Natura 2000 Award - Fishermen and seabirds, allies for the sea

About the project

Main applicant

SPEA - Sociedade Portuguesa para o Estudo das Aves

Category

Marine conservation

Countries involved

Portugal

Main N2000 site

Ilhas Berlengas (PTZPE0009)

Overview

Seabirds usually feed in areas that are rich in fish and so they frequently encounter commercial fishing boats. Being incidentally caught in the boats’ nets or hooks (“by-catch”) is a major threat to seabirds, and many end up drowning. The problem has also negative impacts on fishing activity; it is time-consuming and damages fishing gear. In European waters alone, 200 000 birds are caught like this every year.  

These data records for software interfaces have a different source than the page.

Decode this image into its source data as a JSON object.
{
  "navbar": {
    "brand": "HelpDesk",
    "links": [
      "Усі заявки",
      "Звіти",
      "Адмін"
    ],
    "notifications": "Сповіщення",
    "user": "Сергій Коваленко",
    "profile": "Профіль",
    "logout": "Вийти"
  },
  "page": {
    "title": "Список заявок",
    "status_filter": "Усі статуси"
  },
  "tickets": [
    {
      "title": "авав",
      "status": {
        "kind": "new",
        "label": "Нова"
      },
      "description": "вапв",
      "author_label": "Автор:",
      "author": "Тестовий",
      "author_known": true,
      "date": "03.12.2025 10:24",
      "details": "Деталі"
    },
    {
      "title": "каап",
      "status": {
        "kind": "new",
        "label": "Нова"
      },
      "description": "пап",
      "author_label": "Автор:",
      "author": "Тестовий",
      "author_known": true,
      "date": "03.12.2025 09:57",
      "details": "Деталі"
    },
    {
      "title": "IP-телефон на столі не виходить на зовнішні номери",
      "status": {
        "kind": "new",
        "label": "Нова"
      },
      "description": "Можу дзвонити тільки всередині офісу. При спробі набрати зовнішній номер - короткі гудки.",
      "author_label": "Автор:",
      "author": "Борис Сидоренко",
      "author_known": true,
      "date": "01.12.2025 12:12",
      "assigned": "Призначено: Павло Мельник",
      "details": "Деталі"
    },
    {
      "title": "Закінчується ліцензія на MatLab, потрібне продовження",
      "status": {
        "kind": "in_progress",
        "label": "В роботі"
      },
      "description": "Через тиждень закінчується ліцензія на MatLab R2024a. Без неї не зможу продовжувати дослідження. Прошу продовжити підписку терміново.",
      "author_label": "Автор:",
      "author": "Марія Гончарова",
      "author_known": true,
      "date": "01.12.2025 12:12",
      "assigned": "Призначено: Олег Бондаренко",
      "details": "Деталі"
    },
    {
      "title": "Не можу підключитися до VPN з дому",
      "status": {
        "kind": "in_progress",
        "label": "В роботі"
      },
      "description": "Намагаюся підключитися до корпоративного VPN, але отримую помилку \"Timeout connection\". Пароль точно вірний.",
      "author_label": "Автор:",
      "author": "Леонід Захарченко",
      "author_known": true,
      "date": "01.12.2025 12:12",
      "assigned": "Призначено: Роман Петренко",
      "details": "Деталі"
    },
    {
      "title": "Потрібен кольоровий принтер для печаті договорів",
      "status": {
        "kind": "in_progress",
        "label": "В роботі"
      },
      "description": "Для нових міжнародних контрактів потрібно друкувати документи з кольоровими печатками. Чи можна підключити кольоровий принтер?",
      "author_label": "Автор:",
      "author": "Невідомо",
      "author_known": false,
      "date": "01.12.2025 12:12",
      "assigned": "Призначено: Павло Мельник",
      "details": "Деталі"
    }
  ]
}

The Ilhas Berlengas in Portugal is a unique Natura 2000 site where seabirds - including Cory’s shearwaters, Madeiran-storm petrels and gulls - raise their young. One of these species is the critically endangered Balearic shearwater which is at risk of being accidently caught since fisheries is one of the main economic activities in the area. 

Funded by the EU LIFE programme and the European Maritime and Fisheries Fund, and working closely with the fishing community, the nature conservation NGO SPEA (BirdLife’s partner in Portugal) identified the most problematic fishing gear and the seabird species most susceptible to accidental catches. 

On this basis, they developed and trialled different mitigation measures. One of these measures, the “scary bird decoy”, proved particularly effective. Attached to the vessel, this device is kept moving by the wind and movement of the boat, simulating the presence of a predator. 

After being tested for long hours at sea, the results were unanimous: the scary bird device kept seabirds away, reducing the likelihood that they would be caught. Happily, it was found to be particularly effective for the Balearic shearwater. 

Fishermen helped fine-tune the device, which they found to have many advantages. Cheap and easy to produce, easy to assemble and repair, it did not interfere with fishing dynamics, saved time otherwise lost removing birds from fishing gear, and reduced damage to nets. The scary bird is now used by all fishermen involved in the trials and a new cooperation project is underway to extend its use to more fishing vessels.

Resources

Website